Aim of the task: A verbatim repetition of the data below is requested, without images.

*** Begin section ***

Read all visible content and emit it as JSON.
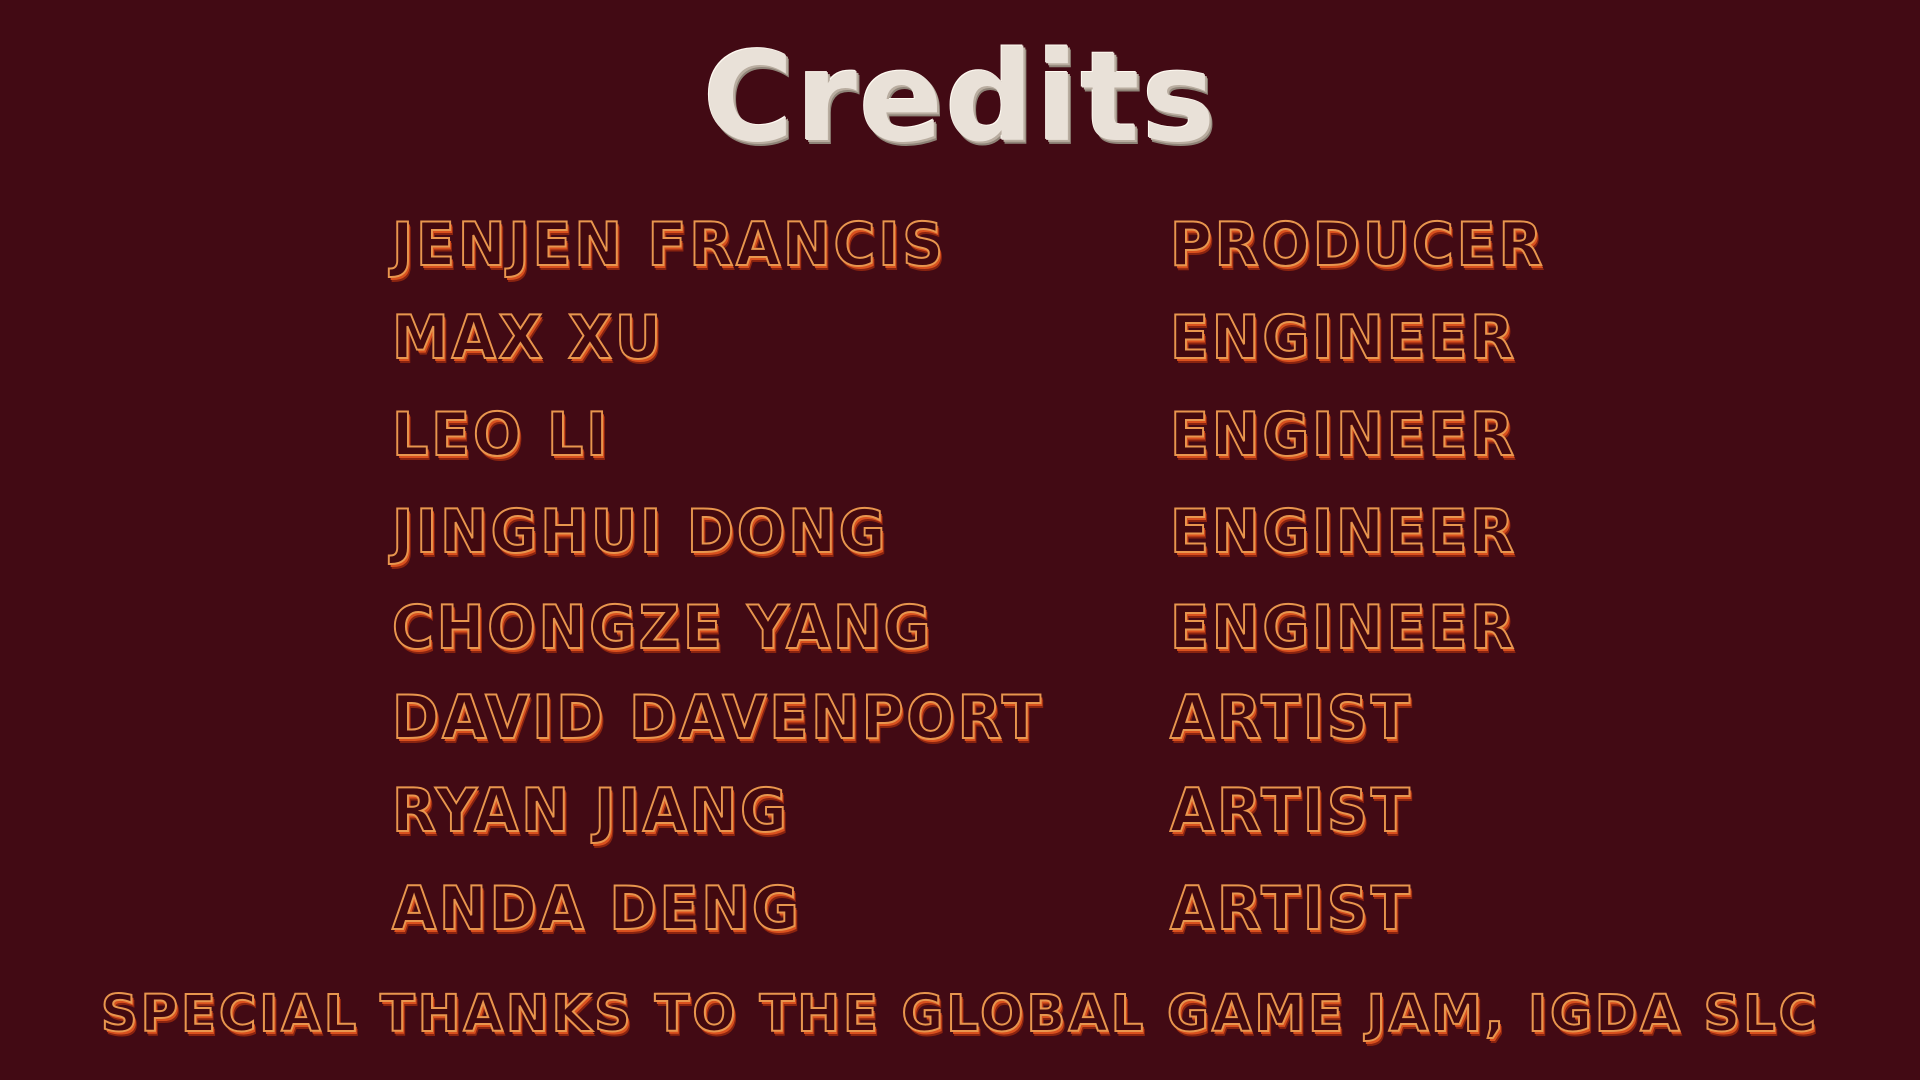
{
  "title": "Credits",
  "credits": [
    {
      "name": "Jenjen Francis",
      "role": "Producer"
    },
    {
      "name": "Max Xu",
      "role": "Engineer"
    },
    {
      "name": "Leo Li",
      "role": "Engineer"
    },
    {
      "name": "Jinghui Dong",
      "role": "Engineer"
    },
    {
      "name": "Chongze Yang",
      "role": "Engineer"
    },
    {
      "name": "David Davenport",
      "role": "Artist"
    },
    {
      "name": "Ryan Jiang",
      "role": "Artist"
    },
    {
      "name": "Anda Deng",
      "role": "Artist"
    }
  ],
  "special_thanks": "Special thanks to the Global Game Jam, IGDA SLC",
  "colors": {
    "background": "#420a14",
    "title": "#e9e1d8",
    "text_outline": "#e8964e",
    "text_shadow": "#d8501e"
  }
}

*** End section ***

Solution:
Read all visible content and emit it as JSON.
{
  "title": "Credits",
  "credits": [
    {
      "name": "Jenjen Francis",
      "role": "Producer"
    },
    {
      "name": "Max Xu",
      "role": "Engineer"
    },
    {
      "name": "Leo Li",
      "role": "Engineer"
    },
    {
      "name": "Jinghui Dong",
      "role": "Engineer"
    },
    {
      "name": "Chongze Yang",
      "role": "Engineer"
    },
    {
      "name": "David Davenport",
      "role": "Artist"
    },
    {
      "name": "Ryan Jiang",
      "role": "Artist"
    },
    {
      "name": "Anda Deng",
      "role": "Artist"
    }
  ],
  "special_thanks": "Special thanks to the Global Game Jam, IGDA SLC",
  "colors": {
    "background": "#420a14",
    "title": "#e9e1d8",
    "text_outline": "#e8964e",
    "text_shadow": "#d8501e"
  }
}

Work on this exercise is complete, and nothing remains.